◆ Your objective
Although the data below contains pictures, please reproduce only its words, exactly.

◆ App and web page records
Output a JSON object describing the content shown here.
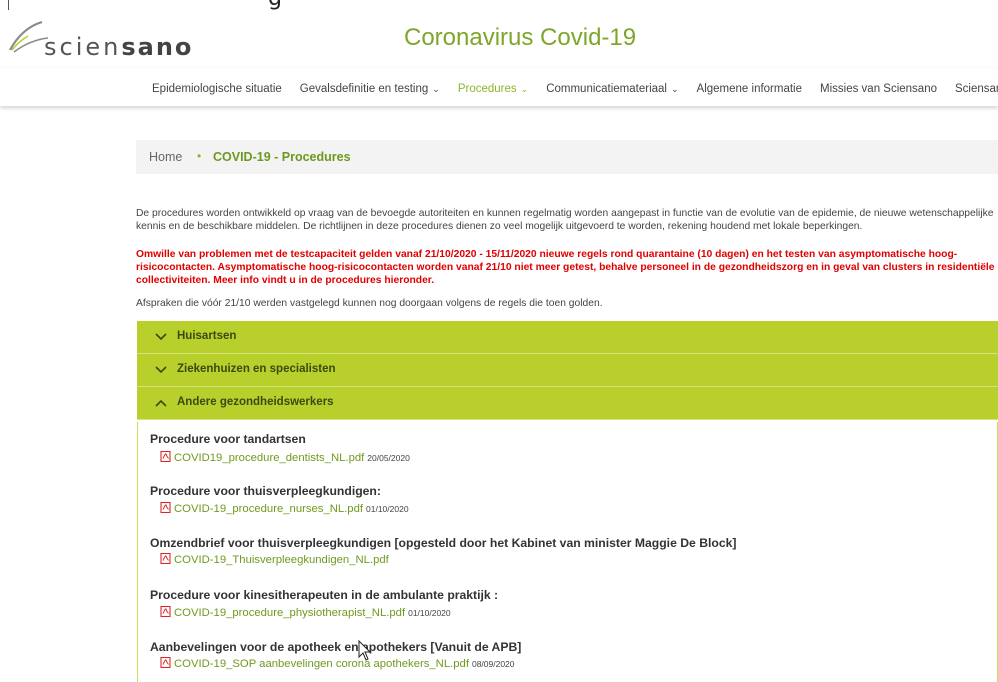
{
  "top_cut_text": "g",
  "logo": {
    "part1": "scien",
    "part2": "sano"
  },
  "site_title": "Coronavirus Covid-19",
  "nav": {
    "items": [
      {
        "label": "Epidemiologische situatie",
        "dropdown": false,
        "active": false
      },
      {
        "label": "Gevalsdefinitie en testing",
        "dropdown": true,
        "active": false
      },
      {
        "label": "Procedures",
        "dropdown": true,
        "active": true
      },
      {
        "label": "Communicatiemateriaal",
        "dropdown": true,
        "active": false
      },
      {
        "label": "Algemene informatie",
        "dropdown": false,
        "active": false
      },
      {
        "label": "Missies van Sciensano",
        "dropdown": false,
        "active": false
      },
      {
        "label": "Sciensano projec",
        "dropdown": false,
        "active": false
      }
    ]
  },
  "breadcrumb": {
    "home": "Home",
    "separator": "•",
    "current": "COVID-19 - Procedures"
  },
  "intro": "De procedures worden ontwikkeld op vraag van de bevoegde autoriteiten en kunnen regelmatig worden aangepast in functie van de evolutie van de epidemie, de nieuwe wetenschappelijke kennis en de beschikbare middelen. De richtlijnen in deze procedures dienen zo veel mogelijk uitgevoerd te worden, rekening houdend met lokale beperkingen.",
  "warning": "Omwille van problemen met de testcapaciteit gelden vanaf 21/10/2020 - 15/11/2020 nieuwe regels rond quarantaine (10 dagen) en het testen van asymptomatische hoog-risicocontacten. Asymptomatische hoog-risicocontacten worden vanaf 21/10 niet meer getest, behalve personeel in de gezondheidszorg en in geval van clusters in residentiële collectiviteiten. Meer info vindt u in de procedures hieronder.",
  "note": "Afspraken die vóór 21/10 werden vastgelegd kunnen nog doorgaan volgens de regels die toen golden.",
  "accordion": [
    {
      "label": "Huisartsen",
      "expanded": false
    },
    {
      "label": "Ziekenhuizen en specialisten",
      "expanded": false
    },
    {
      "label": "Andere gezondheidswerkers",
      "expanded": true
    }
  ],
  "items": [
    {
      "title": "Procedure voor tandartsen",
      "file": "COVID19_procedure_dentists_NL.pdf",
      "date": "20/05/2020"
    },
    {
      "title": "Procedure voor thuisverpleegkundigen:",
      "file": "COVID-19_procedure_nurses_NL.pdf",
      "date": "01/10/2020"
    },
    {
      "title": "Omzendbrief voor thuisverpleegkundigen [opgesteld door het Kabinet van minister Maggie De Block]",
      "file": "COVID-19_Thuisverpleegkundigen_NL.pdf",
      "date": ""
    },
    {
      "title": "Procedure voor kinesitherapeuten in de ambulante praktijk :",
      "file": "COVID-19_procedure_physiotherapist_NL.pdf",
      "date": "01/10/2020"
    },
    {
      "title": "Aanbevelingen voor de apotheek en apothekers [Vanuit de APB]",
      "file": "COVID-19_SOP aanbevelingen corona apothekers_NL.pdf",
      "date": "08/09/2020"
    }
  ],
  "colors": {
    "brand_green": "#7da62a",
    "accordion_bg": "#b9cf2c",
    "warning_red": "#e00000",
    "pdf_red": "#d9262b"
  }
}
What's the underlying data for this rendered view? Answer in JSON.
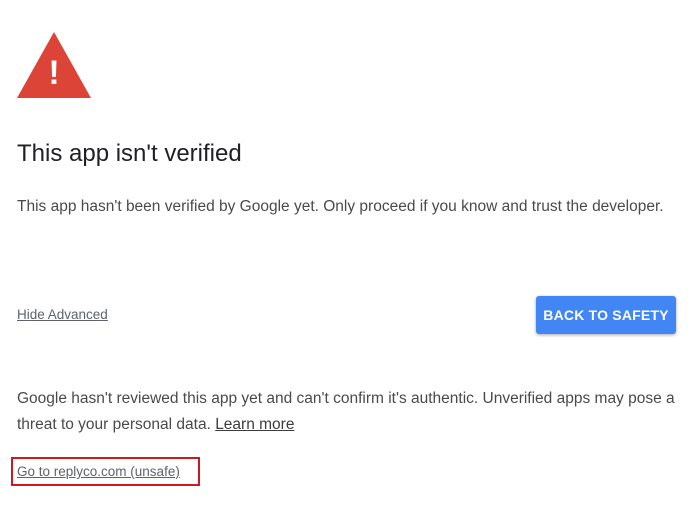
{
  "warning": {
    "icon": "warning-triangle-icon",
    "glyph": "!",
    "color": "#db4437"
  },
  "title": "This app isn't verified",
  "intro": "This app hasn't been verified by Google yet. Only proceed if you know and trust the developer.",
  "hide_advanced_label": "Hide Advanced",
  "back_to_safety_label": "BACK TO SAFETY",
  "advanced": {
    "text": "Google hasn't reviewed this app yet and can't confirm it's authentic. Unverified apps may pose a threat to your personal data.",
    "learn_more_label": "Learn more"
  },
  "proceed_label": "Go to replyco.com (unsafe)",
  "colors": {
    "accent_button": "#4285f4",
    "highlight_border": "#d0191f"
  }
}
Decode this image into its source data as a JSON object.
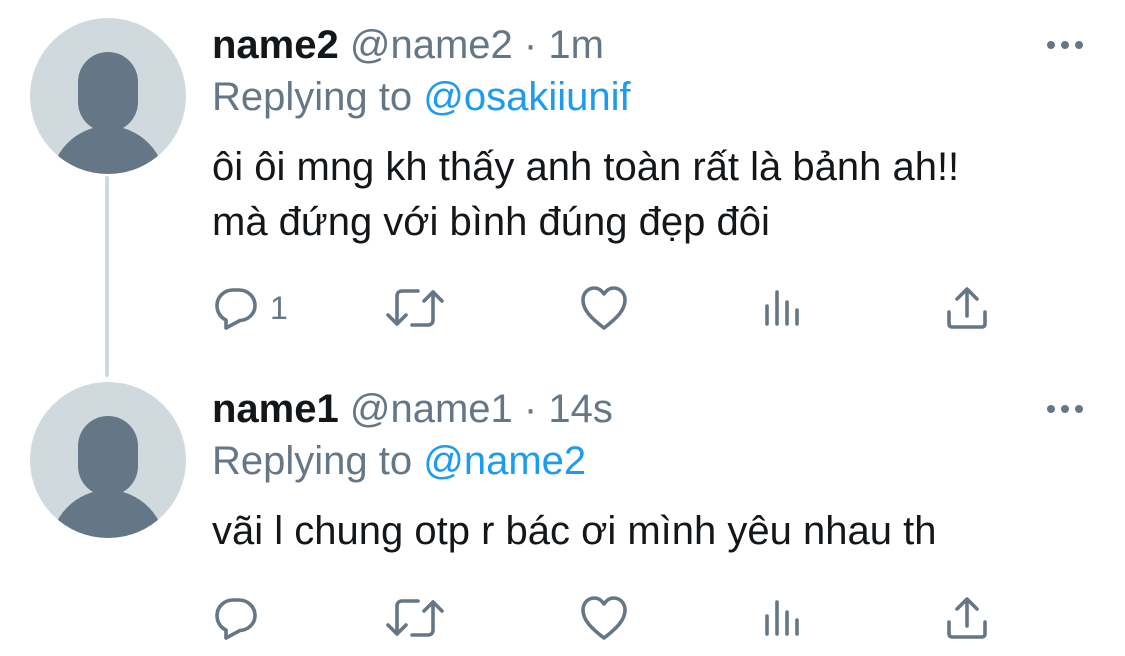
{
  "tweets": [
    {
      "name": "name2",
      "handle": "@name2",
      "separator": "·",
      "time": "1m",
      "replying_prefix": "Replying to",
      "replying_to": "@osakiiunif",
      "text_lines": [
        "ôi ôi mng kh thấy anh toàn rất là bảnh ah!!",
        "mà đứng với bình đúng đẹp đôi"
      ],
      "reply_count": "1",
      "icons": {
        "avatar": "default-avatar-icon",
        "more": "more-dots-icon",
        "reply": "reply-icon",
        "retweet": "retweet-icon",
        "like": "heart-icon",
        "views": "analytics-icon",
        "share": "share-icon"
      }
    },
    {
      "name": "name1",
      "handle": "@name1",
      "separator": "·",
      "time": "14s",
      "replying_prefix": "Replying to",
      "replying_to": "@name2",
      "text_lines": [
        "vãi l chung otp r bác ơi mình yêu nhau th"
      ],
      "reply_count": "",
      "icons": {
        "avatar": "default-avatar-icon",
        "more": "more-dots-icon",
        "reply": "reply-icon",
        "retweet": "retweet-icon",
        "like": "heart-icon",
        "views": "analytics-icon",
        "share": "share-icon"
      }
    }
  ],
  "colors": {
    "text": "#14171a",
    "secondary": "#657786",
    "accent": "#1d9bf0",
    "avatar_bg": "#cfd9de",
    "avatar_fg": "#657786",
    "thread_line": "#cfd9de"
  }
}
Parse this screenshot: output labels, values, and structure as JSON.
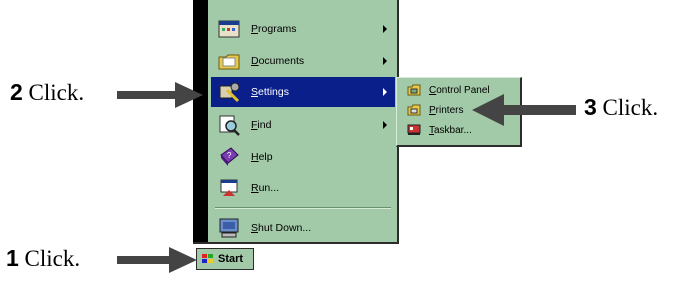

◆ Output for this exercise
Output a JSON object describing the content shown here.
{
  "top_cut_text": "g",
  "logo": {
    "part1": "scien",
    "part2": "sano"
  },
  "site_title": "Coronavirus Covid-19",
  "nav": {
    "items": [
      {
        "label": "Epidemiologische situatie",
        "dropdown": false,
        "active": false
      },
      {
        "label": "Gevalsdefinitie en testing",
        "dropdown": true,
        "active": false
      },
      {
        "label": "Procedures",
        "dropdown": true,
        "active": true
      },
      {
        "label": "Communicatiemateriaal",
        "dropdown": true,
        "active": false
      },
      {
        "label": "Algemene informatie",
        "dropdown": false,
        "active": false
      },
      {
        "label": "Missies van Sciensano",
        "dropdown": false,
        "active": false
      },
      {
        "label": "Sciensano projec",
        "dropdown": false,
        "active": false
      }
    ]
  },
  "breadcrumb": {
    "home": "Home",
    "separator": "•",
    "current": "COVID-19 - Procedures"
  },
  "intro": "De procedures worden ontwikkeld op vraag van de bevoegde autoriteiten en kunnen regelmatig worden aangepast in functie van de evolutie van de epidemie, de nieuwe wetenschappelijke kennis en de beschikbare middelen. De richtlijnen in deze procedures dienen zo veel mogelijk uitgevoerd te worden, rekening houdend met lokale beperkingen.",
  "warning": "Omwille van problemen met de testcapaciteit gelden vanaf 21/10/2020 - 15/11/2020 nieuwe regels rond quarantaine (10 dagen) en het testen van asymptomatische hoog-risicocontacten. Asymptomatische hoog-risicocontacten worden vanaf 21/10 niet meer getest, behalve personeel in de gezondheidszorg en in geval van clusters in residentiële collectiviteiten. Meer info vindt u in de procedures hieronder.",
  "note": "Afspraken die vóór 21/10 werden vastgelegd kunnen nog doorgaan volgens de regels die toen golden.",
  "accordion": [
    {
      "label": "Huisartsen",
      "expanded": false
    },
    {
      "label": "Ziekenhuizen en specialisten",
      "expanded": false
    },
    {
      "label": "Andere gezondheidswerkers",
      "expanded": true
    }
  ],
  "items": [
    {
      "title": "Procedure voor tandartsen",
      "file": "COVID19_procedure_dentists_NL.pdf",
      "date": "20/05/2020"
    },
    {
      "title": "Procedure voor thuisverpleegkundigen:",
      "file": "COVID-19_procedure_nurses_NL.pdf",
      "date": "01/10/2020"
    },
    {
      "title": "Omzendbrief voor thuisverpleegkundigen [opgesteld door het Kabinet van minister Maggie De Block]",
      "file": "COVID-19_Thuisverpleegkundigen_NL.pdf",
      "date": ""
    },
    {
      "title": "Procedure voor kinesitherapeuten in de ambulante praktijk :",
      "file": "COVID-19_procedure_physiotherapist_NL.pdf",
      "date": "01/10/2020"
    },
    {
      "title": "Aanbevelingen voor de apotheek en apothekers [Vanuit de APB]",
      "file": "COVID-19_SOP aanbevelingen corona apothekers_NL.pdf",
      "date": "08/09/2020"
    }
  ],
  "colors": {
    "brand_green": "#7da62a",
    "accordion_bg": "#b9cf2c",
    "warning_red": "#e00000",
    "pdf_red": "#d9262b"
  }
}
What's the underlying data for this rendered view? Answer in JSON.
{
  "warning": {
    "icon": "warning-triangle-icon",
    "glyph": "!",
    "color": "#db4437"
  },
  "title": "This app isn't verified",
  "intro": "This app hasn't been verified by Google yet. Only proceed if you know and trust the developer.",
  "hide_advanced_label": "Hide Advanced",
  "back_to_safety_label": "BACK TO SAFETY",
  "advanced": {
    "text": "Google hasn't reviewed this app yet and can't confirm it's authentic. Unverified apps may pose a threat to your personal data.",
    "learn_more_label": "Learn more"
  },
  "proceed_label": "Go to replyco.com (unsafe)",
  "colors": {
    "accent_button": "#4285f4",
    "highlight_border": "#d0191f"
  }
}
Decode this image into its source data as a JSON object.
{
  "tweets": [
    {
      "name": "name2",
      "handle": "@name2",
      "separator": "·",
      "time": "1m",
      "replying_prefix": "Replying to",
      "replying_to": "@osakiiunif",
      "text_lines": [
        "ôi ôi mng kh thấy anh toàn rất là bảnh ah!!",
        "mà đứng với bình đúng đẹp đôi"
      ],
      "reply_count": "1",
      "icons": {
        "avatar": "default-avatar-icon",
        "more": "more-dots-icon",
        "reply": "reply-icon",
        "retweet": "retweet-icon",
        "like": "heart-icon",
        "views": "analytics-icon",
        "share": "share-icon"
      }
    },
    {
      "name": "name1",
      "handle": "@name1",
      "separator": "·",
      "time": "14s",
      "replying_prefix": "Replying to",
      "replying_to": "@name2",
      "text_lines": [
        "vãi l chung otp r bác ơi mình yêu nhau th"
      ],
      "reply_count": "",
      "icons": {
        "avatar": "default-avatar-icon",
        "more": "more-dots-icon",
        "reply": "reply-icon",
        "retweet": "retweet-icon",
        "like": "heart-icon",
        "views": "analytics-icon",
        "share": "share-icon"
      }
    }
  ],
  "colors": {
    "text": "#14171a",
    "secondary": "#657786",
    "accent": "#1d9bf0",
    "avatar_bg": "#cfd9de",
    "avatar_fg": "#657786",
    "thread_line": "#cfd9de"
  }
}
Parse this screenshot: output labels, values, and structure as JSON.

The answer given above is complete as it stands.